“It’s amazing how the ones who have been in the program all three years show the others what to do,” Boerboon said. “The kids raise the bar each year.”
The live presentations are thoroughly prepared and highly sophisticated, utilizing state-of-the-art show and tell tools including BIM models, hand models, 3D animations and 3D printed models.
While getting a trophy is nice, the competition isn’t an end unto itself, but a spark for the beginning of bright futures. This year’s event also included the presentation of $10,000 in scholarships to six students including Johnson High School senior Alejandro Loza. After helping the Johnson team to two back-to-back wins, Loza is going on to study architecture and civil engineering.
“ACE has played a very big role in my decision to pursue a career in these fields as they have taught and shown me what kind of work environments, responsibilities, and activities people in these industries have and do,” said Loza. “Meeting deadlines, being organized, compromising and giving formal presentations are just some of the skills I have learned that will benefit me greatly once I enter into college.”

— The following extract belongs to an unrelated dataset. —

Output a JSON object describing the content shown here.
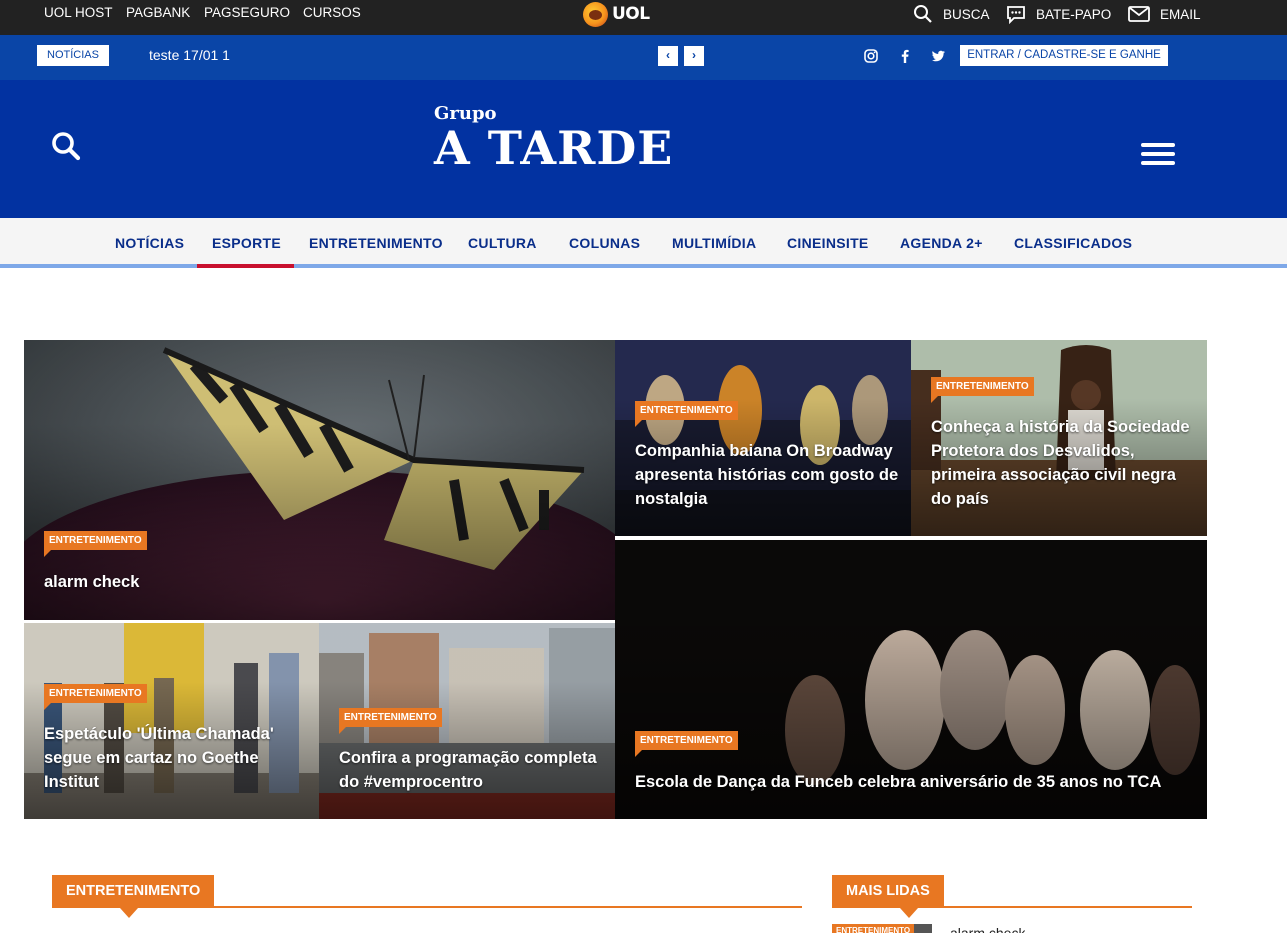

“I hope this program will be continued and expanded to other schools so that students like me can be introduced to these projects and possible careers the ACE industry has to offer.”
And that’s something to build on.